Letting go, that is to say, can be an assent to the arrival of the miraculous: sight pushed to its extremes in surrender, eyes responsively popping from their sockets. The miracle marks the material edge of sensation. In this way, it stages the intervention in which our attempts to make something of an artwork inevitably participate. The lady vanishes, but we see it for ourselves; we are there. The Miracle and the Fetish That the messenger’s look, that the look we direct toward artworks and other disclosive enclosures, might produce the miracle it witnesses, without the connotation that this production is somehow subjective (and thus relative)—that, in its directed embodiment, its being-there as being-toward, it might enable the advent of not a new perspective but a new spectacle: this is where my argument touches upon, and owes an unspeakable debt to, Kaja Silverman.
He is also remarkably ambivalent about the ramifications of his reverie. On the one hand, he claims instead to be interested solely in receiving the pure phenomenon: “the phenomenologist. brings the image to the very limit of what he is able to imagine” (le phénoménologue. 25 In one of many implicit critiques of Heideggerian bombast, Bachelard declares, Such formulas as being-in-the-world and world-being are too majestic for me, and I do not succeed in experiencing them.

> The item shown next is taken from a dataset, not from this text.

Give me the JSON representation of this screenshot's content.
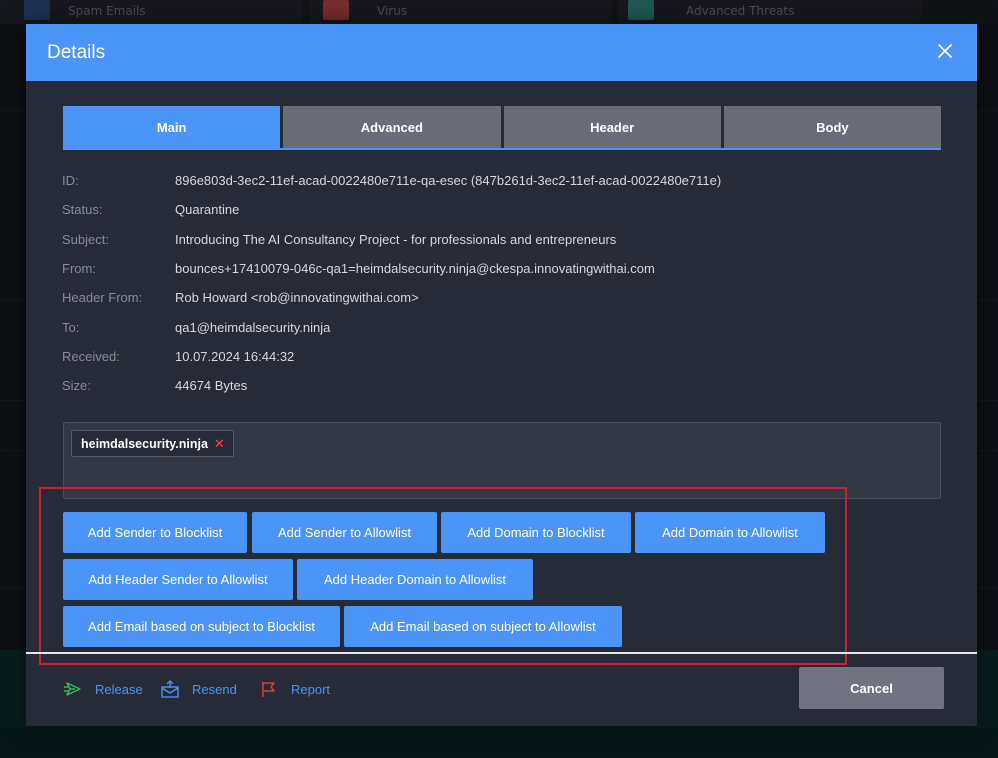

In fact, I feel more at home in miniature worlds, which, for me, are domesticated worlds.
Je suis plus à mon aise dans les mondes de la miniature. ]26 And sometimes, in fact, one has the sense that Bachelard wants merely to suggest a cozy, ultimately psychological (which for him is close to THE EDGE OF ENCLOSURE 19 phenomenological) experience of being “sheltered” before being thrown into the world, an experience that more primitive media such as poetry help us recapture. 27 The dreamer’s domesticity is an “experience” as opposed to a mode of “being”; it is an “at home”-ness, as opposed to the uncanny, un-home-like “world” of the (scientific) formula.